In Europe, availability becomes a problem for some of the stuff we have in NA.
If availability is good then:
Hornady SST, Accubond, then Amax
Nosler: Ballistic tip, Accubond
Lapua: Scenar should work well too at LR
I guess you need to determine what LR means to you, the impact vel, the size of the game, and the parameters of your rifle. The question was pretty vague but you still have lots of good choices in this post.
Just try and keep impact vel in the 1500fps or higher, then any of these bullets will work just fine. If impact vel will be lower, then go for the AMax or other thinly constructed match bullet.
One of the deer I shot this year was at 42 yds. She was quartering slightly towards me, I hit her just behind the front shoulder and exited near the back of the rib cage. Normal sized entrance wound, and the exit wound was about the size of a golf ball give or take a 1/2 inch. Bullet was a 200 gr. Accubond, Rifle a 300 win mag., and velocity around 2850. They work just fine unless you shoot through both shoulders (tried that too)then things get a little messy, but still not ghastly.
Ignorance can be treated with education, sadly there is no cure for stupidity.
I'm getting like a stuck record asking these questions regarding the 'target' bullets; but what are you all doing with these rounds when a deer pops up at less than 200m? turning down the shot? or are they non 'explosive' at short range 300WM velocities?
On a <200m shot, broadside through the ribs and top of the heart, what kind of exit wound size would be typical ?
About a week ago I posted that I had 2 x deer with hand span size exit wounds at 150 and 160m with quartering behind the shoulder chest shots -with 180gr Sierra prohunter bullets. This was disappointingly explosive and a lot of meat was spoilt. What would a target bullet have done? Made a through-and through-pencil hole or 'detonated'?
I want to be convinced, but I'm having trouble making the 'leap of faith' to give them a go! Do these target bullets have a 'minimum effective range'?
Thanks, but I'm keen to know what sort of damage is generated by the much-vaunted HPBTs at short range. I'm keen to try them but wary of the fact that the promoters of HPBTs for hunting seem to regard them as a solution to all situations; whereas, rightly or wrongly, my logic tells me that if they're expanding well at long range they must surely 'detonate' at shorter (<200m) range.
I'd love to use Accubonds, but they're going to run at around $70 for 50 when they eventually arrive in my part of the world (which they haven't yet). I'm sure you'd agree that that'd be fine if I was trophy shooting on a paid hunt, but the vast majority of my shooting is cull/meat hunting.
I'm still surprised by the damage a conventional 180gr SP did at 150m (the 300WM is a new caliber to me, only used my 308 before). I was going to reload it with 180BTs, but if conventional SPs are explosive on a broadside rib-heart-rib shot I think that that may not be a clever next step!

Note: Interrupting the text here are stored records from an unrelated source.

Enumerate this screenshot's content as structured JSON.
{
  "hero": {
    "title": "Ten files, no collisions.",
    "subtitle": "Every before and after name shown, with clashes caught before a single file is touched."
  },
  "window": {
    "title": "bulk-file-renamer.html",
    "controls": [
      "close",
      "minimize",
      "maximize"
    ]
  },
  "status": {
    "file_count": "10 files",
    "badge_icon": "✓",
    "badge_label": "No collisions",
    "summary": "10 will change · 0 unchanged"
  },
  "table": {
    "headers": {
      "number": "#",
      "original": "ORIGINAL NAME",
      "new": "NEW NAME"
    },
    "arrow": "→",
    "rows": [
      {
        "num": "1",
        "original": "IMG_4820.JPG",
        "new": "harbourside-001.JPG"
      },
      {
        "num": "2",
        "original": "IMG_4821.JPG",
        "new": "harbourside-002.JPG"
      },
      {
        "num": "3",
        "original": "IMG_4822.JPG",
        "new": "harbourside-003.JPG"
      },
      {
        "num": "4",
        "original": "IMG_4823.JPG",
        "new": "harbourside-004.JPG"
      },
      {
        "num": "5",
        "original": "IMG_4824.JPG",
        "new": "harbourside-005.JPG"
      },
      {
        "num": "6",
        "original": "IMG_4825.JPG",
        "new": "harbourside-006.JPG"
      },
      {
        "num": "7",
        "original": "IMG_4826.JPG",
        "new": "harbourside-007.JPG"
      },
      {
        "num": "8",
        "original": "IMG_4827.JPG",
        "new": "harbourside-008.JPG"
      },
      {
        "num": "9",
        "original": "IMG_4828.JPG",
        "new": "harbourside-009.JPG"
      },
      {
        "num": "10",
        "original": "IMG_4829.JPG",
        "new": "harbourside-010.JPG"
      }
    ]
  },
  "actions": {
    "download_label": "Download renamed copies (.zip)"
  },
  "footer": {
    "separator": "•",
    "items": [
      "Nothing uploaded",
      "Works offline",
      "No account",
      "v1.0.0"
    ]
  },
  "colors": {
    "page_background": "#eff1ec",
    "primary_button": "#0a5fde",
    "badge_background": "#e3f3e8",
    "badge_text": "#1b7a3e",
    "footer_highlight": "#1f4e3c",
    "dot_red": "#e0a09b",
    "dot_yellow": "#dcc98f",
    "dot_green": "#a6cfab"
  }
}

Right now I'm stuck. Interbonds are available here, but only to 165gr in 308 - I think that's too light for a 300. Swift Sciroccos are available (around$80!); I tried those in my 308 a couple of years back but they were wildly inaccurate (dimensions and weight varied greatly too) I've never decided whether I simply had a bad batch -but they're too expensive to give them a second chance.
Practically, therefore, my choices narrow to:
180gr conventional SPs -and limiting myself to neck shots under 200m -which means I'd often have to turn down shots that weren't 'just right'.
or trying a HPBT such as SMK
(I have 80rds of Fed Prem Safari 200 Trophy Bonded Bear Claw in the cupboard -but reckon they'll be a little too much for deer!)
But I still don't understand whether the HPBT will be more or less explosive than a conventional SP!?